I don’t mean this in an ignorance way of ignoring what’s occurring in the world, because there’s a lot happening that we need to be educated about. However, this doesn’t mean we need to let the devastation take over our health.
It’s about the small changes you can make to give your body what it deserves.
Meditation: we’ve all heard it before, but have you ever taken the time to understand why everyone keeps telling you to meditate? Meditation helps to increase oxygen throughout the body, reducing the fight or flight response. It’s like exercise for your brain, re-training the brain to enhance positive thinking and clear decision making, reducing responses such as fear and stress
Exercise: the scientific evidence is there—exercise is optimal for a balanced state of mind. We require exercise to think clearly, improve digestion, hormone production and of course, for cardiovascular health, to which are all related back to the way we feel and the way we think. Slow exercise such as walking, swimming, yoga, or palates are the best choices when your body is under stress. Fast paced exercise will obviously increase the heart rate, oxygen flow, and basically 'speed the body up', to which we are aiming to do the opposite. So here’s your ticket to remove that guilt for not going for a run or to your high intensive workout class.
Breathing: Similar to meditation, slowing down your breathing and taking big slow belly breaths (on the inhalation extend your belly like you’re blowing up a balloon and on the exhale, reduce the air in the balloon) allows oxygen to enter the body and relax your entire body but particularly great for your digestive system and your brain. Do this throughout the day whenever you’re feeling an increased amount of stress.
Time for you: we all need to take time out on a daily basis, whether it’s 2minutes or 2hours, it’s just as important as that scheduled appointment you put into your calendar. Taking time to do something for you allows your body to re-set and re-balance. Maybe it’s reading a book, cooking, listening to music, enjoying your morning tea in the sunshine or getting creative. Whatever it is, make sure it makes you smile!

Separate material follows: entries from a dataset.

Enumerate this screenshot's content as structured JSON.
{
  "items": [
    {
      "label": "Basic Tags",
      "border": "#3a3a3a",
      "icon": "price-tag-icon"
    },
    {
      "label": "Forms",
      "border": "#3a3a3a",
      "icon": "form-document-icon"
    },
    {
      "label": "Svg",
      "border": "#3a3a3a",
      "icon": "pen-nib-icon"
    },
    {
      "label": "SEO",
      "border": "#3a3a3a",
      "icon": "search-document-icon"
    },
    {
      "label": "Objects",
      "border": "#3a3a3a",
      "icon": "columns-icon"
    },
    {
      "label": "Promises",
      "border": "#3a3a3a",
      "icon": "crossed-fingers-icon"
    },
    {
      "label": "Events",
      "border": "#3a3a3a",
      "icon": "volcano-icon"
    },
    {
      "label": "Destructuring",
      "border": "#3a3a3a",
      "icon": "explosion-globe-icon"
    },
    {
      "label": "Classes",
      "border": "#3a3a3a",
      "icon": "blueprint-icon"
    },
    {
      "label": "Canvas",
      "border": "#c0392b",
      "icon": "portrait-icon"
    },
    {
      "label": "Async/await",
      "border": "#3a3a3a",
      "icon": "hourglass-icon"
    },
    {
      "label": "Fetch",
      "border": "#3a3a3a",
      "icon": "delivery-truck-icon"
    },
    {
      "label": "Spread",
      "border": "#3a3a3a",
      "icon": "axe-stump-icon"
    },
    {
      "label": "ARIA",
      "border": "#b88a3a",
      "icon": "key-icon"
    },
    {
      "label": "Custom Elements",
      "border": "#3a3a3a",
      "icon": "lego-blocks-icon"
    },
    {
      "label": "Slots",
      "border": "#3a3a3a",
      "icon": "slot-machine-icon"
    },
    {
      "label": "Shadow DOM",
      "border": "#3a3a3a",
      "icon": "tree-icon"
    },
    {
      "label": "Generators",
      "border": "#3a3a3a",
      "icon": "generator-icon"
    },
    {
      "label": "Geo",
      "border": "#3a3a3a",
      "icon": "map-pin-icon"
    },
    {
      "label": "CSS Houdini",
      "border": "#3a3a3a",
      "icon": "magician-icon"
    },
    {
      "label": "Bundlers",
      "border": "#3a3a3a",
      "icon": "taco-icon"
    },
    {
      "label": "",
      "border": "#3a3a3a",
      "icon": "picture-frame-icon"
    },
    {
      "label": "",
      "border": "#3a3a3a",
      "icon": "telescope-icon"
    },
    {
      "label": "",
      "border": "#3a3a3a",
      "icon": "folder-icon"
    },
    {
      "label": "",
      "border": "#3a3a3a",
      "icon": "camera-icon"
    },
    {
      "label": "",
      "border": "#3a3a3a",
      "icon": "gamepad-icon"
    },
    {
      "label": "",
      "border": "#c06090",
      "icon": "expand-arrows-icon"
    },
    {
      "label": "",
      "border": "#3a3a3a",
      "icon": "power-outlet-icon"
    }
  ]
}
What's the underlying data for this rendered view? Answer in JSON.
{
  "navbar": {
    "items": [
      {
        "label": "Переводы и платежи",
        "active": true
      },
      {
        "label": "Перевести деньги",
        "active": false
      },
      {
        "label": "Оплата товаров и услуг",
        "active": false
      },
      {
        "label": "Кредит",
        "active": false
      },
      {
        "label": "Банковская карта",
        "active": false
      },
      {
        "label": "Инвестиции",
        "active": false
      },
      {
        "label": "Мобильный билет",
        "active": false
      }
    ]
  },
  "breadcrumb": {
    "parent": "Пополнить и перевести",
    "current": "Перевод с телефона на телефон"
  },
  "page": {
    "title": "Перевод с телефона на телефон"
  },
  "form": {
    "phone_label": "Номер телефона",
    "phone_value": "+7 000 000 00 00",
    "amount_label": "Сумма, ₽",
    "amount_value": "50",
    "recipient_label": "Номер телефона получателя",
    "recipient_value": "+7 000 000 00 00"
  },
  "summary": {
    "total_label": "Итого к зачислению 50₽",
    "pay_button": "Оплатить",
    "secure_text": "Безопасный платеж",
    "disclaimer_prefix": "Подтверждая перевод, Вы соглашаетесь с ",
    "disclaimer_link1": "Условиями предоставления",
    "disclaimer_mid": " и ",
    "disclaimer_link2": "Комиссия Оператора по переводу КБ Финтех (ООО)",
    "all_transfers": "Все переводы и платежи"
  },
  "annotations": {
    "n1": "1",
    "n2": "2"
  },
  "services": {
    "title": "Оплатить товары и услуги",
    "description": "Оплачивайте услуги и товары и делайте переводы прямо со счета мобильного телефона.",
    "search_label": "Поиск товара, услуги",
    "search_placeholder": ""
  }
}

Mindfully eating: As mentioned, watching the news or having sad or confronting conversations whilst eating will shut down your digestive systems. Making it really difficult for your body to process what you have just put into your mouth. Turn the television and phones off, laugh, connect with your friends, loved ones or with yourself and most of all, chew your food! Digestion begins in our mouth; our saliva produces enzymes, which helps to break down our food before entering the stomach. The saying “drink your food and eat your smoothie” still remains in my head when I’m drinking a smoothie. It’s referring to chewing your food to a paste and don’t just swallow your smoothie, chew it like you do food, giving it time to sit in your mouth and allowing your saliva enzymes to do their work.
Understanding your emotions: Understanding there’s no right or wrong way to feel, we feel for a reason and every emotion should be accepted and honoured. Ask yourself, “Why am I feeling this way?”. Don’t shut your emotions down just because you don’t want to be sad or angry. Is there something that triggered you to feel that way? Working on getting to know the 'you' inside is so important—work with your body, not against it.
Thanks for reading!